*** Opening of MATERIAL PROVIDED ***

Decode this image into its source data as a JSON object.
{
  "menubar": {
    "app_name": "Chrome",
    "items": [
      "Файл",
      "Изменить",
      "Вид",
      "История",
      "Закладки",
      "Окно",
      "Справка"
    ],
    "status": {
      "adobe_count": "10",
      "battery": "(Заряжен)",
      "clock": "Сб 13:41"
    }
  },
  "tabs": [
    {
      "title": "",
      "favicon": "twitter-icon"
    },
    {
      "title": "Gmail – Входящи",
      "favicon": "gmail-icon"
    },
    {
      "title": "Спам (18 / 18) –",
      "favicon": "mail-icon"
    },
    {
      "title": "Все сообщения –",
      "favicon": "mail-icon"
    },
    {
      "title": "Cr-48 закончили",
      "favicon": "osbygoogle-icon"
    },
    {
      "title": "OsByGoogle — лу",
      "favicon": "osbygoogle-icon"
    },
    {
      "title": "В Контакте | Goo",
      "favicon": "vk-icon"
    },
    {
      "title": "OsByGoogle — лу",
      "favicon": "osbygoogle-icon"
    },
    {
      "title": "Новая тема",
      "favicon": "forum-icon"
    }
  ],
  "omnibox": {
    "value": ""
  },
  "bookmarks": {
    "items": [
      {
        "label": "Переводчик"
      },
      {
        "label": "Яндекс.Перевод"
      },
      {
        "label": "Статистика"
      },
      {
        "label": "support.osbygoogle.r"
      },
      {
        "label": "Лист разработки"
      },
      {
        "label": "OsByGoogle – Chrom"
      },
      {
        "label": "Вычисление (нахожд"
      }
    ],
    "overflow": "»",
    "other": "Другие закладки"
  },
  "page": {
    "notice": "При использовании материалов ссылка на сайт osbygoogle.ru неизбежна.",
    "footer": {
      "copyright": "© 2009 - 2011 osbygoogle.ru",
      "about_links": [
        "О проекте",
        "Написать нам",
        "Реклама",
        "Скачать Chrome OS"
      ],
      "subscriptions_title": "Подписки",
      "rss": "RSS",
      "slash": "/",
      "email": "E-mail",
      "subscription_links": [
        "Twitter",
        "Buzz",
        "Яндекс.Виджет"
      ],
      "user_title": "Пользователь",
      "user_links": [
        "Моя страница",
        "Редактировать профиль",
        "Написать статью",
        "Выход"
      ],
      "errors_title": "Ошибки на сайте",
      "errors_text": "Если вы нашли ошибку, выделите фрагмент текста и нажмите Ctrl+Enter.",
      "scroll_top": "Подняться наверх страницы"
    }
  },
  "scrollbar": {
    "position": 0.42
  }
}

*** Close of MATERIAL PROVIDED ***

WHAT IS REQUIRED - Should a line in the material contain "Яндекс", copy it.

YOUR RESPONSE -
        "label": "Яндекс.Перевод"
        "Яндекс.Виджет"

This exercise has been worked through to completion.